WHEN he was defeated in 1988 by a slim margin for a fourth term as United States senator from Connecticut, liberal Republican Lowell Weicker said he was through with politics. A year and a half later, he is the front-runner in the race for governor, running as an independent.
Mr. Weicker's entry into the race March 2 was the first significant twist in what promises to be an unusual campaign. The second took place last week when Gov. William O'Neill, a Democrat finishing his second term, decided not to run.
``I firmly believe I could win reelection,'' Governor O'Neill told a press conference last week. ``But the modern process of campaigning is a rigorous one. It exacts a toll on the body and the spirit which, at this point in my career, I do not choose to pay.''
O'Neill's decision came as polls showed him running a distant third behind Weicker and the GOP front-runner, US Rep. John Rowland. O'Neill's popularity plummeted last year after enactment of a $1 billion tax increase to balance the state budget. The state sales tax went up to 8 percent, the highest in the country.
Despite the increase, the state is facing a $200 million deficit this fiscal year as well. The issues of taxation and deficits will likely figure heavily in the campaign.
The governor's withdrawal has left the Democrats scrambling for a candidate. US Rep. Bruce Morrison, a four-term liberal, has claimed front-runner status. ``He is the only one with the money, staff, and organization,'' says Morton Tenzer, a political science professor at the University of Connecticut.
But Representative Morrison - who is a bit of a maverick - is unpopular with many Democrats, especially party insiders, Dr. Tenzer says. ``Morrison may end up getting the nomination, but no organizational support.''
Weicker's entry into the race will also hurt Morrison's candidacy, Tenzer says, since ``his [liberal] voter base is precisely that which is eroded by Weicker.''

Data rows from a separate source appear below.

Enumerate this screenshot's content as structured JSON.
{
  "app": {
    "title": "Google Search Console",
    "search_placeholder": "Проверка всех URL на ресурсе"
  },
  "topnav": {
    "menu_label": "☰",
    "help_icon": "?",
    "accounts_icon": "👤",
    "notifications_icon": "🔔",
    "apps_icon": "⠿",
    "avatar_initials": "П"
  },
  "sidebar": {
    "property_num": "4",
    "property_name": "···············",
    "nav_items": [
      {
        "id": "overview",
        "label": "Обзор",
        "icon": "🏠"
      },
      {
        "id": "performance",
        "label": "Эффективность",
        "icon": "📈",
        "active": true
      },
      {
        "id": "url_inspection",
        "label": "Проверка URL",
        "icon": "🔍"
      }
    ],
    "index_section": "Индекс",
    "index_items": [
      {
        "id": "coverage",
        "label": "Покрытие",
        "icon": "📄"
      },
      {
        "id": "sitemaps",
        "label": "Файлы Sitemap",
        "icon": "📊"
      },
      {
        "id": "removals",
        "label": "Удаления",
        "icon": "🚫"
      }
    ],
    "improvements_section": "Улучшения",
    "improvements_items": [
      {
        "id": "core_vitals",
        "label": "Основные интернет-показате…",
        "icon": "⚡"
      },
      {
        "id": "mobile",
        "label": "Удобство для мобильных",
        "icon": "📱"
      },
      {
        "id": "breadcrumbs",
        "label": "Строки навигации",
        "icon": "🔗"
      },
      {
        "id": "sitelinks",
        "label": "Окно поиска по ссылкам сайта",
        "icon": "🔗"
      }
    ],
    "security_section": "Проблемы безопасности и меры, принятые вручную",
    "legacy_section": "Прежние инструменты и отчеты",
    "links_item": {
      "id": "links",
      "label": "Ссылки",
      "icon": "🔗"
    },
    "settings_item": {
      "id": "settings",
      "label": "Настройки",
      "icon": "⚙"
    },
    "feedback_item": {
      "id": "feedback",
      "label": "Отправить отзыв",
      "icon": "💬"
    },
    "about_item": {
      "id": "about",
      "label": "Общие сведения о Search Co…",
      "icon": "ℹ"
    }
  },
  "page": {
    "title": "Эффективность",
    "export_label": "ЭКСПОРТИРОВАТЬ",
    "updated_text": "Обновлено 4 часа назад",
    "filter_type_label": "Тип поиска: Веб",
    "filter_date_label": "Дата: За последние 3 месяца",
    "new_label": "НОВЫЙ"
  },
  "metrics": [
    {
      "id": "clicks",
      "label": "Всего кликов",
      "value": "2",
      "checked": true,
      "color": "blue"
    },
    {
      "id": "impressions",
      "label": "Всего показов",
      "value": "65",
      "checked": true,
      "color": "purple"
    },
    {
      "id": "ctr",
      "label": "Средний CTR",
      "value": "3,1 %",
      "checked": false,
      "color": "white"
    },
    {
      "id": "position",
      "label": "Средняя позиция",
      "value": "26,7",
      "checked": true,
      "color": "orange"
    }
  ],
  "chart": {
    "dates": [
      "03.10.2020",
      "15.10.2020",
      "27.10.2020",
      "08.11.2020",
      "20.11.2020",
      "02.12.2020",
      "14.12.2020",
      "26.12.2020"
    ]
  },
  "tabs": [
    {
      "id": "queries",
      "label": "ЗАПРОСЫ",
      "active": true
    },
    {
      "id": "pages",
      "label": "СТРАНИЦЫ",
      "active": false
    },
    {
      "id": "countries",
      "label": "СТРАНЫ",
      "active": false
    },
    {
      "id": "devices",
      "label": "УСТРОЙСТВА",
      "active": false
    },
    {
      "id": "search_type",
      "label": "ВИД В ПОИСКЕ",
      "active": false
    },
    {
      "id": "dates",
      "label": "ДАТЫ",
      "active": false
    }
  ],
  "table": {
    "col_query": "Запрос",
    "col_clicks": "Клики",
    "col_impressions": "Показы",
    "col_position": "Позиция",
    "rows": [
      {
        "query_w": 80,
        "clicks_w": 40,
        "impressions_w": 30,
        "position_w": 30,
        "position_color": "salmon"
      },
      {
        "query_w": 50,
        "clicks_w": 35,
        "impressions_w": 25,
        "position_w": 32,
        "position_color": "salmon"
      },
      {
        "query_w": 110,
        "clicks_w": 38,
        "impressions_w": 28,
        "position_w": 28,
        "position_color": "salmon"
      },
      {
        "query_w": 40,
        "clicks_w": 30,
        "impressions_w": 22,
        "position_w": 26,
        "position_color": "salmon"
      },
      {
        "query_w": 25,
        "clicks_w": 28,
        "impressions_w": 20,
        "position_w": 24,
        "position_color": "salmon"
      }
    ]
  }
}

Also running for the Democratic nomination is state Rep. William Cibes (pronounced SEE-biss) of New London, who declared hours after O'Neill's withdrawal. Others who may run include state Senate President Pro Tem John Larson of East Hartford; former West Hartford Mayor Christopher Droney, brother of state party chairman John Droney; state Sen. Richard Blumenthal of Stamford, who is currently running for attorney general; and former state Rep. Timothy Moynihan of East Hartford, a former state party chairman.
Both Mr. Cibes and Mr. Larson have been supporters of Governor O'Neill and could garner support from the party's old guard, but belong to a younger generation of politician, Tenzer says.
Cibes's campaign is notable for his proposal that Connecticut adopt an income tax on earnings above $20,000 and reduce the sales tax to 5 percent. The state currently has no income tax.
Republican Rowland, a conservative, was first elected to Congress in 1984 at age 27 and remains the youngest member of Congress. Other Republicans seeking the nomination are state Senate minority leader Reginald Smith of New Hartford; Joel Schiavone, a millionaire New Haven businessman; and Joseph McGee, a Fairfield banker.
Mr. Schiavone has spent $1 million in his campaign so far, but it appears unlikely he will get the 20 percent of delegate votes at the Republican state convention to qualify for the primary. Rowland press secretary Jack Goldberg says the congressman expects no primary opposition.
Rowland's campaign publicly plays down the Weicker candidacy, to the point of disputing that he is leading in the race.
``John Rowland is the front-runner,'' Mr. Goldberg says. ``He is a major party candidate, and Lowell Weicker can't be expected to maintain momentum for a serious period of time.'' Rowland's main opponent will be the Democratic nominee, Mr. Goldberg asserts.
But polls conducted for the Hartford Courant immediately after Weicker's announcement and before O'Neill's withdrawal showed Weicker leading Rowland, with either O'Neill or Morrison in third.
Weicker ``is a formidable candidate in a three-way race,'' says Everett Ladd, executive director of the Roper Center for Public Opinion Research and a political science professor at the University of Connecticut. ``It's hard to picture him not getting 37 percent to 40 percent of the vote. Forty percent to 30 percent to 30 percent looks like the natural structure for the race.''
Tenzer points out that the polls were conducted before either party had a candidate, and that a lot of people are undecided. ``Whether or not [Weicker's lead] will hold is just speculation,'' he says.